Eric Liebowitz/HBO

John Oliver Tackles International Women's Day

This year's International Women's Day was a historic one, because the organizers behind the Women's March on Washington decided to celebrate with a women's strike. They dubbed it "A Day Without a Woman" and it was intended to underscore how much women contribute by showing what a deficit they leave behind in their absence. John Oliver's International Women's Day segment on Last Week Tonight perfectly captured all the ways dudes the world over promptly botched their well-intended "tributes" to women.

It's been a popular comedy theme all weekend. Even SNL got in on the joke, with a sketch presented "in honor" of International Women's Day, which was just Kyle Mooney and Beck Bennett mansplaining women's issues while the entire female cast thanked them. But Oliver shouted out specific male world leaders giving actual International Women's Day speeches, and those were truly cringeworthy.

"Every year," began Oliver, "the best way of gauging not just how far women have come, but perhaps, how far they still have to go, is by watching powerful men around the world trip over their dicks talking about the day."

He wasn't kidding. Vladimir Putin vowed, "We will do our utmost to surround our dear women with care and attention, so that they can smile more often."

Brazilian president Michel Temer invoked women's crucial role in the economy by declaring, "Nobody is more capable of pointing out changes in supermarket prices better than women."

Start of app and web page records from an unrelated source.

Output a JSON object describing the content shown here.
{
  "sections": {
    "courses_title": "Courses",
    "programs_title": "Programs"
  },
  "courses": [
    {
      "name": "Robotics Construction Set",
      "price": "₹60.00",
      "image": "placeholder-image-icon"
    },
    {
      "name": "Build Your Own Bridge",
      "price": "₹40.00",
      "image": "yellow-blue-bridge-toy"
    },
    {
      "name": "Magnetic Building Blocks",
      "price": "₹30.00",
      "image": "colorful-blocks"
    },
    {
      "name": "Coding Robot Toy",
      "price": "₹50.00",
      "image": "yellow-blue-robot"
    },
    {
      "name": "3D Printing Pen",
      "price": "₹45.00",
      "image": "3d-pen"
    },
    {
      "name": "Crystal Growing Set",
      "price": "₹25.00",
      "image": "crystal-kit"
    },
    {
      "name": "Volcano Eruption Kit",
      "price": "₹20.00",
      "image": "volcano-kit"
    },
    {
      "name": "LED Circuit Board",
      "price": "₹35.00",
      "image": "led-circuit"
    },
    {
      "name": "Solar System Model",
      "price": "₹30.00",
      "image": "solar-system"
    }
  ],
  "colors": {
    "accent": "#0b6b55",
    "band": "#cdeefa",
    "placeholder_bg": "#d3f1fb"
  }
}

Unfortunately, as you probably guessed, this was all driving toward one particularly appalling American man's inane comments about the Women's Strike and International Women's Day.

A local San Antonio morning news anchor proudly announced that it was International Women's Day: a day women "can do whatever [they] want," like start on their bikini bodies with these helpful workout tips. Um, first of all, International Women's Day isn't just like, an excuse for women to treat themselves. (That's Treat Yo'self 2017.) Second of all, "whatever women want" is generally not defined as dudes telling them to work out in order to wear bikinis, because PSA: literally anyone can wear a bikini if they want to, no workout necessary. But he didn't stop there.

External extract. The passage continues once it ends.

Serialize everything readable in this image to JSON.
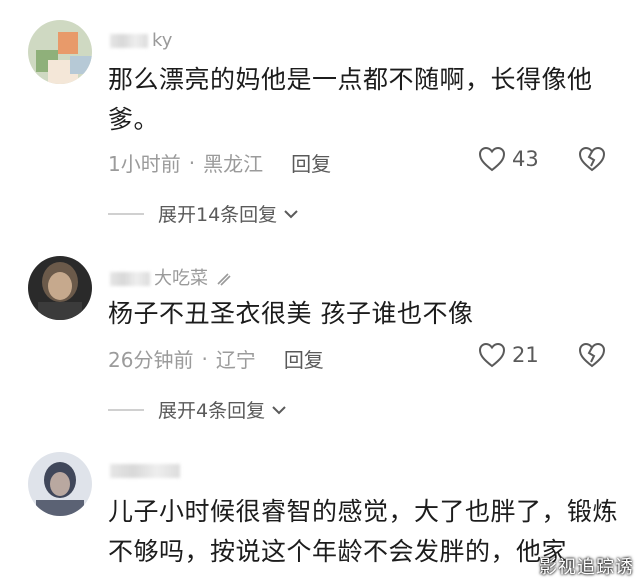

When mentioning that some women were striking, the anchor inexplicably stammered out, "That's a good thing because, when you come down to it, that's where we all come from." Oliver retorted, "That is a pretty limited understanding of human reproduction. I bet if you asked him to label a chart of the female anatomy, he'd probably just write 'Noice!' across the top of it and leave it at that."

As as funny as it was to watch Oliver skewer men for bumbling their way through appreciation for women, it highlighted a serious problem. Men who are put in public-facing positions with an expectation of thoughtfulness and intelligence couldn't be bothered to do an ounce of critical thinking about women's rights, their impact on the world, the intersectional struggles they face, or how to greet them for one single day with authentic empathy and compassion. It proved that they didn't do any real thinking at all about what to say, focusing instead on jokes, platitudes, and their next segue. It was satisfying to watch Oliver mock them, but apparently, men even need women to demonstrate how to uplift women properly.